Every line of the listing must be repeated exactly.

::::::::::

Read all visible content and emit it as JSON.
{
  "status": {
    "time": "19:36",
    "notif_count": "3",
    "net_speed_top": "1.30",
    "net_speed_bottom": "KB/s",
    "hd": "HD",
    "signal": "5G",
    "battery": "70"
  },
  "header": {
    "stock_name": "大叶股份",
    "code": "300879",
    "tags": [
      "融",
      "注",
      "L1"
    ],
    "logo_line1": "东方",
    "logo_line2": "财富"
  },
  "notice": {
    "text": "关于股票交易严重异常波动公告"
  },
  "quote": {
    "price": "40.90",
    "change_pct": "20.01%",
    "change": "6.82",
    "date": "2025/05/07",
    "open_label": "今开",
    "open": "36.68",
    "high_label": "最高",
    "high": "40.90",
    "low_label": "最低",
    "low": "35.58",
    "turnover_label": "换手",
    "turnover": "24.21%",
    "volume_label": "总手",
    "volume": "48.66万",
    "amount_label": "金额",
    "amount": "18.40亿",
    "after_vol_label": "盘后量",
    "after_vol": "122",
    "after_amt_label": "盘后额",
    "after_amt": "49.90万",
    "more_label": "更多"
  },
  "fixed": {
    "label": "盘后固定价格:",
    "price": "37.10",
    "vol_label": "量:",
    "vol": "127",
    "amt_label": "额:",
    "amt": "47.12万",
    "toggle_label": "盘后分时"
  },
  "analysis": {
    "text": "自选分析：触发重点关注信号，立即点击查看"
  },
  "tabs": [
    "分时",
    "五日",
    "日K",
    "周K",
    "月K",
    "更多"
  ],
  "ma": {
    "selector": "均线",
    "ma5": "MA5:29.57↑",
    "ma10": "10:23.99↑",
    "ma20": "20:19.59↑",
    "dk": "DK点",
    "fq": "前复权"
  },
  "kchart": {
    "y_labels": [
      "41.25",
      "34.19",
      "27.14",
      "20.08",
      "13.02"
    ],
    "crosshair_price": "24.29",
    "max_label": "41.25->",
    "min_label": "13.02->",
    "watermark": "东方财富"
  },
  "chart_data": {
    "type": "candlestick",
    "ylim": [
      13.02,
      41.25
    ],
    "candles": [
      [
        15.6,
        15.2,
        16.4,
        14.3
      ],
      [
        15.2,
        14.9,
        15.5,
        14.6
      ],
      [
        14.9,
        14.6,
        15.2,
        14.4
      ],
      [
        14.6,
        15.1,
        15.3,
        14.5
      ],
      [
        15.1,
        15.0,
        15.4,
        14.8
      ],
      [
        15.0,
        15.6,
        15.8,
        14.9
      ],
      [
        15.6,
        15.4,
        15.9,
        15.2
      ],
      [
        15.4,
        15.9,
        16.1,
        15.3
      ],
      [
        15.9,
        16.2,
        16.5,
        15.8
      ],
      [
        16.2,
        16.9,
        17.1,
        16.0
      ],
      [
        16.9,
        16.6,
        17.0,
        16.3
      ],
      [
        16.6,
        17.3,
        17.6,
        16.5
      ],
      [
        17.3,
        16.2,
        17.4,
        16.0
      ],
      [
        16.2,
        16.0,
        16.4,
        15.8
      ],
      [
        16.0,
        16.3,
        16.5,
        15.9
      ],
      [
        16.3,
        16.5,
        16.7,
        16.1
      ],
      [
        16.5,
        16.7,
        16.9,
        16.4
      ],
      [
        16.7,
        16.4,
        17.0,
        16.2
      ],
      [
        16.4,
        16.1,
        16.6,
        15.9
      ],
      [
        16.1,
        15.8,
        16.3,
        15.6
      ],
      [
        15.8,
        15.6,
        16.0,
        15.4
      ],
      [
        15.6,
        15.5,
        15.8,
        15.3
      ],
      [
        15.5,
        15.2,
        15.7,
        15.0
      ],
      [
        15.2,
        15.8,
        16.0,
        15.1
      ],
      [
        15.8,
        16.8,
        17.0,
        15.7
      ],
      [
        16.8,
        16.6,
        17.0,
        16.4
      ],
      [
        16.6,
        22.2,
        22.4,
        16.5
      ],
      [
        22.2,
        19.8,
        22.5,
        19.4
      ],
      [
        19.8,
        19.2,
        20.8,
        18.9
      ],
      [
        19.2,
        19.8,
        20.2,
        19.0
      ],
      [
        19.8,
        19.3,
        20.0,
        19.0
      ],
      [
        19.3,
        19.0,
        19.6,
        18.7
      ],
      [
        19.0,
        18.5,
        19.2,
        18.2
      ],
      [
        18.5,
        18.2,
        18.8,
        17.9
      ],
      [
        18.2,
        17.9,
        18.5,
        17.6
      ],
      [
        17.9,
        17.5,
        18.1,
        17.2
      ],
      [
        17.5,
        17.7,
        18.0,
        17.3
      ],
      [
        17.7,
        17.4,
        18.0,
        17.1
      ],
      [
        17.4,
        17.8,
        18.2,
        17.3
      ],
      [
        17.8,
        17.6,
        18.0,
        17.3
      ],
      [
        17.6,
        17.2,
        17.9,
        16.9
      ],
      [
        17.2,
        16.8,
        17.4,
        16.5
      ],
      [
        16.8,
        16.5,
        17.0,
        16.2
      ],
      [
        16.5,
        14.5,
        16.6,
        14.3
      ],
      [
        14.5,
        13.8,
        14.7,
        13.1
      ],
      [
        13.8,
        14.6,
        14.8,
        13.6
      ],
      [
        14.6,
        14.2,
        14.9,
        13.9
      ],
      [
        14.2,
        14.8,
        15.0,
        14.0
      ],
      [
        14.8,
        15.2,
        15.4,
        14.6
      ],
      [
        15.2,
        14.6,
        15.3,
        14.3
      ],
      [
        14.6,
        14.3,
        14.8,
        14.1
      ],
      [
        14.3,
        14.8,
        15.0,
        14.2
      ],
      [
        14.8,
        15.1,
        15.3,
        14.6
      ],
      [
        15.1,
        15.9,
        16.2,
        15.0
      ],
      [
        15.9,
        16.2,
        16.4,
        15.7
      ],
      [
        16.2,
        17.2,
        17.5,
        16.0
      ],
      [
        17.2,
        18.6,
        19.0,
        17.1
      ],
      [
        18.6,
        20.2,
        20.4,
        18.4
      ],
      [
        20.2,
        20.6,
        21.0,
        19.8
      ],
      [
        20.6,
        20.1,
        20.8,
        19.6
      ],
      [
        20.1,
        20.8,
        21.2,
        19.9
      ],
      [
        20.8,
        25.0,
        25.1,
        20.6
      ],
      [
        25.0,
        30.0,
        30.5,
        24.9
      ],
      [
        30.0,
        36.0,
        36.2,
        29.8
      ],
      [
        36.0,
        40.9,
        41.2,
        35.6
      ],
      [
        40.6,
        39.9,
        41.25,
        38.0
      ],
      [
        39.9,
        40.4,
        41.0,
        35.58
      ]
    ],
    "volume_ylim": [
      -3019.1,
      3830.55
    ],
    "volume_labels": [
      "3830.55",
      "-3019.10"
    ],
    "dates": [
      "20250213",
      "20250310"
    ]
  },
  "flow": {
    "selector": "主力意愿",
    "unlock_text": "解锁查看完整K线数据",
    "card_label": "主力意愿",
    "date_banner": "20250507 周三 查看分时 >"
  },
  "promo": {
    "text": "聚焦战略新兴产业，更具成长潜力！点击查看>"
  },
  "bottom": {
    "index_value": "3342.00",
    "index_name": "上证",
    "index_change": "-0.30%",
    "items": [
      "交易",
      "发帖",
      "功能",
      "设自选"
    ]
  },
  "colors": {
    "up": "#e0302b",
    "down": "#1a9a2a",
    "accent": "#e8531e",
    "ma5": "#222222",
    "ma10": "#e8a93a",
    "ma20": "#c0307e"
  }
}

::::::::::

[Expected answer]
Read all visible content and emit it as JSON.
{
  "status": {
    "time": "19:36",
    "notif_count": "3",
    "net_speed_top": "1.30",
    "net_speed_bottom": "KB/s",
    "hd": "HD",
    "signal": "5G",
    "battery": "70"
  },
  "header": {
    "stock_name": "大叶股份",
    "code": "300879",
    "tags": [
      "融",
      "注",
      "L1"
    ],
    "logo_line1": "东方",
    "logo_line2": "财富"
  },
  "notice": {
    "text": "关于股票交易严重异常波动公告"
  },
  "quote": {
    "price": "40.90",
    "change_pct": "20.01%",
    "change": "6.82",
    "date": "2025/05/07",
    "open_label": "今开",
    "open": "36.68",
    "high_label": "最高",
    "high": "40.90",
    "low_label": "最低",
    "low": "35.58",
    "turnover_label": "换手",
    "turnover": "24.21%",
    "volume_label": "总手",
    "volume": "48.66万",
    "amount_label": "金额",
    "amount": "18.40亿",
    "after_vol_label": "盘后量",
    "after_vol": "122",
    "after_amt_label": "盘后额",
    "after_amt": "49.90万",
    "more_label": "更多"
  },
  "fixed": {
    "label": "盘后固定价格:",
    "price": "37.10",
    "vol_label": "量:",
    "vol": "127",
    "amt_label": "额:",
    "amt": "47.12万",
    "toggle_label": "盘后分时"
  },
  "analysis": {
    "text": "自选分析：触发重点关注信号，立即点击查看"
  },
  "tabs": [
    "分时",
    "五日",
    "日K",
    "周K",
    "月K",
    "更多"
  ],
  "ma": {
    "selector": "均线",
    "ma5": "MA5:29.57↑",
    "ma10": "10:23.99↑",
    "ma20": "20:19.59↑",
    "dk": "DK点",
    "fq": "前复权"
  },
  "kchart": {
    "y_labels": [
      "41.25",
      "34.19",
      "27.14",
      "20.08",
      "13.02"
    ],
    "crosshair_price": "24.29",
    "max_label": "41.25->",
    "min_label": "13.02->",
    "watermark": "东方财富"
  },
  "chart_data": {
    "type": "candlestick",
    "ylim": [
      13.02,
      41.25
    ],
    "candles": [
      [
        15.6,
        15.2,
        16.4,
        14.3
      ],
      [
        15.2,
        14.9,
        15.5,
        14.6
      ],
      [
        14.9,
        14.6,
        15.2,
        14.4
      ],
      [
        14.6,
        15.1,
        15.3,
        14.5
      ],
      [
        15.1,
        15.0,
        15.4,
        14.8
      ],
      [
        15.0,
        15.6,
        15.8,
        14.9
      ],
      [
        15.6,
        15.4,
        15.9,
        15.2
      ],
      [
        15.4,
        15.9,
        16.1,
        15.3
      ],
      [
        15.9,
        16.2,
        16.5,
        15.8
      ],
      [
        16.2,
        16.9,
        17.1,
        16.0
      ],
      [
        16.9,
        16.6,
        17.0,
        16.3
      ],
      [
        16.6,
        17.3,
        17.6,
        16.5
      ],
      [
        17.3,
        16.2,
        17.4,
        16.0
      ],
      [
        16.2,
        16.0,
        16.4,
        15.8
      ],
      [
        16.0,
        16.3,
        16.5,
        15.9
      ],
      [
        16.3,
        16.5,
        16.7,
        16.1
      ],
      [
        16.5,
        16.7,
        16.9,
        16.4
      ],
      [
        16.7,
        16.4,
        17.0,
        16.2
      ],
      [
        16.4,
        16.1,
        16.6,
        15.9
      ],
      [
        16.1,
        15.8,
        16.3,
        15.6
      ],
      [
        15.8,
        15.6,
        16.0,
        15.4
      ],
      [
        15.6,
        15.5,
        15.8,
        15.3
      ],
      [
        15.5,
        15.2,
        15.7,
        15.0
      ],
      [
        15.2,
        15.8,
        16.0,
        15.1
      ],
      [
        15.8,
        16.8,
        17.0,
        15.7
      ],
      [
        16.8,
        16.6,
        17.0,
        16.4
      ],
      [
        16.6,
        22.2,
        22.4,
        16.5
      ],
      [
        22.2,
        19.8,
        22.5,
        19.4
      ],
      [
        19.8,
        19.2,
        20.8,
        18.9
      ],
      [
        19.2,
        19.8,
        20.2,
        19.0
      ],
      [
        19.8,
        19.3,
        20.0,
        19.0
      ],
      [
        19.3,
        19.0,
        19.6,
        18.7
      ],
      [
        19.0,
        18.5,
        19.2,
        18.2
      ],
      [
        18.5,
        18.2,
        18.8,
        17.9
      ],
      [
        18.2,
        17.9,
        18.5,
        17.6
      ],
      [
        17.9,
        17.5,
        18.1,
        17.2
      ],
      [
        17.5,
        17.7,
        18.0,
        17.3
      ],
      [
        17.7,
        17.4,
        18.0,
        17.1
      ],
      [
        17.4,
        17.8,
        18.2,
        17.3
      ],
      [
        17.8,
        17.6,
        18.0,
        17.3
      ],
      [
        17.6,
        17.2,
        17.9,
        16.9
      ],
      [
        17.2,
        16.8,
        17.4,
        16.5
      ],
      [
        16.8,
        16.5,
        17.0,
        16.2
      ],
      [
        16.5,
        14.5,
        16.6,
        14.3
      ],
      [
        14.5,
        13.8,
        14.7,
        13.1
      ],
      [
        13.8,
        14.6,
        14.8,
        13.6
      ],
      [
        14.6,
        14.2,
        14.9,
        13.9
      ],
      [
        14.2,
        14.8,
        15.0,
        14.0
      ],
      [
        14.8,
        15.2,
        15.4,
        14.6
      ],
      [
        15.2,
        14.6,
        15.3,
        14.3
      ],
      [
        14.6,
        14.3,
        14.8,
        14.1
      ],
      [
        14.3,
        14.8,
        15.0,
        14.2
      ],
      [
        14.8,
        15.1,
        15.3,
        14.6
      ],
      [
        15.1,
        15.9,
        16.2,
        15.0
      ],
      [
        15.9,
        16.2,
        16.4,
        15.7
      ],
      [
        16.2,
        17.2,
        17.5,
        16.0
      ],
      [
        17.2,
        18.6,
        19.0,
        17.1
      ],
      [
        18.6,
        20.2,
        20.4,
        18.4
      ],
      [
        20.2,
        20.6,
        21.0,
        19.8
      ],
      [
        20.6,
        20.1,
        20.8,
        19.6
      ],
      [
        20.1,
        20.8,
        21.2,
        19.9
      ],
      [
        20.8,
        25.0,
        25.1,
        20.6
      ],
      [
        25.0,
        30.0,
        30.5,
        24.9
      ],
      [
        30.0,
        36.0,
        36.2,
        29.8
      ],
      [
        36.0,
        40.9,
        41.2,
        35.6
      ],
      [
        40.6,
        39.9,
        41.25,
        38.0
      ],
      [
        39.9,
        40.4,
        41.0,
        35.58
      ]
    ],
    "volume_ylim": [
      -3019.1,
      3830.55
    ],
    "volume_labels": [
      "3830.55",
      "-3019.10"
    ],
    "dates": [
      "20250213",
      "20250310"
    ]
  },
  "flow": {
    "selector": "主力意愿",
    "unlock_text": "解锁查看完整K线数据",
    "card_label": "主力意愿",
    "date_banner": "20250507 周三 查看分时 >"
  },
  "promo": {
    "text": "聚焦战略新兴产业，更具成长潜力！点击查看>"
  },
  "bottom": {
    "index_value": "3342.00",
    "index_name": "上证",
    "index_change": "-0.30%",
    "items": [
      "交易",
      "发帖",
      "功能",
      "设自选"
    ]
  },
  "colors": {
    "up": "#e0302b",
    "down": "#1a9a2a",
    "accent": "#e8531e",
    "ma5": "#222222",
    "ma10": "#e8a93a",
    "ma20": "#c0307e"
  }
}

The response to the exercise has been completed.